Pie charts and bar graphs are the crude “stick” drawings of the Power Point world — unimaginative and dull, yet easier to grasp than spreadsheets and algorithms. But in the hands of designers, infographics can be so much more.
The map of the New York Subway system, designed by Massimo Vignelli in 1972, is still considered a marvel of subtraction in the interest of logic and order. Vignelli color-coded each train line and represented each subway stop with a dot, and since passengers did not need to concern themselves with every idiosyncratic turn in the line, he depicted tracks with straight lines and 45 and 90 degree angles, but took great pains to show the sequence of stops and connections. Aboveground, Vignelli did not aim for geographic accuracy, but cited only those street names and landmarks that would help train riders orient themselves when they came up from the subway. To minimize visual complexity, distances were often condensed and non-relevant streets were eliminated – a point of frustration for walkers who tried to use the map at street level. Although revised maps of the New York subway have been introduced over the years, the Vignelli map is revered for its graphic simplicity and clarity.

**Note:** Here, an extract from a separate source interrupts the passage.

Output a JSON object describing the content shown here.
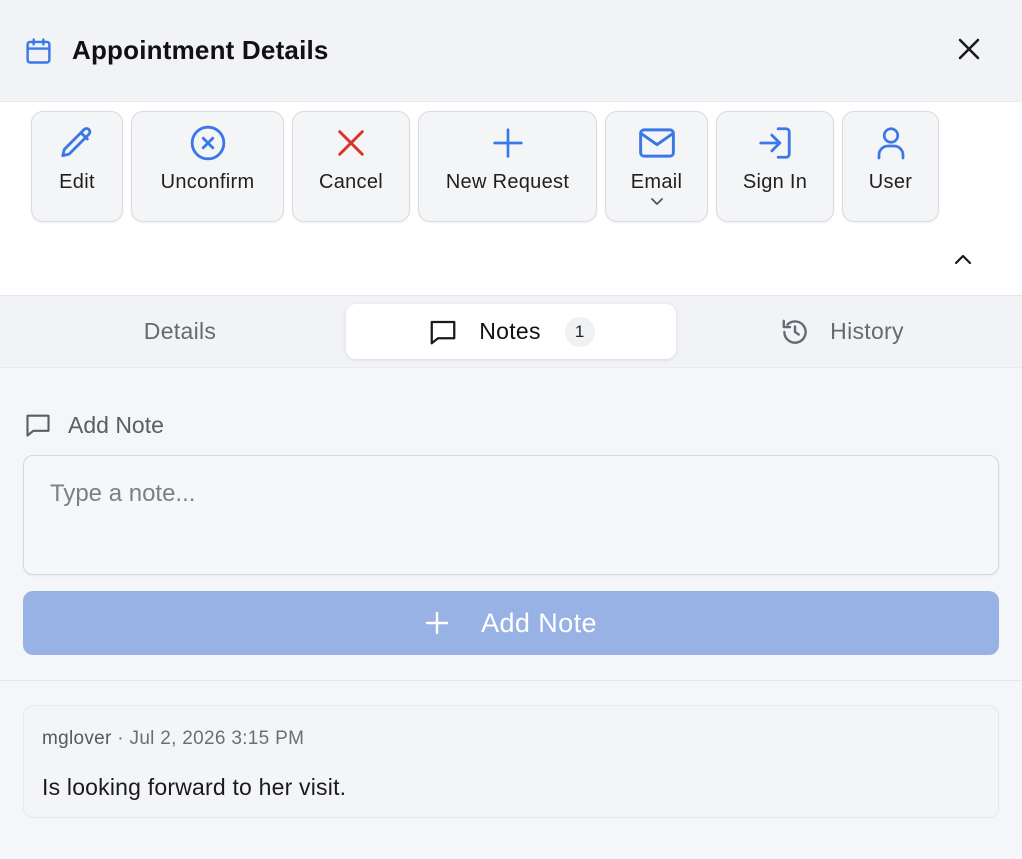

Kim Ji-Hwan and Jin Sol, co-founders of Zero per Zero, an information graphics and illustration firm in Seoul, South Korea, have applied experimental design techniques to create city railway system maps that are concise yet abstract and symbolic. For the ancient city of Seoul, they used the natural curvature of the Han River that flows across the city to suggest the Taoist yin-yang symbol, or Taegeuk mark, featured on the South Korean flag. The shape of the map itself was inspired by the circular Taegeuk mark. The Han Yang territory, which was the old capital of the Jo-Seon Dynasty, is encircled by the green rail line, which also suggests the Four Gates of Seoul when it was established as a walled city more than 600 years ago. The rail lines that radiate from there show how the city has grown into a modern metropolis.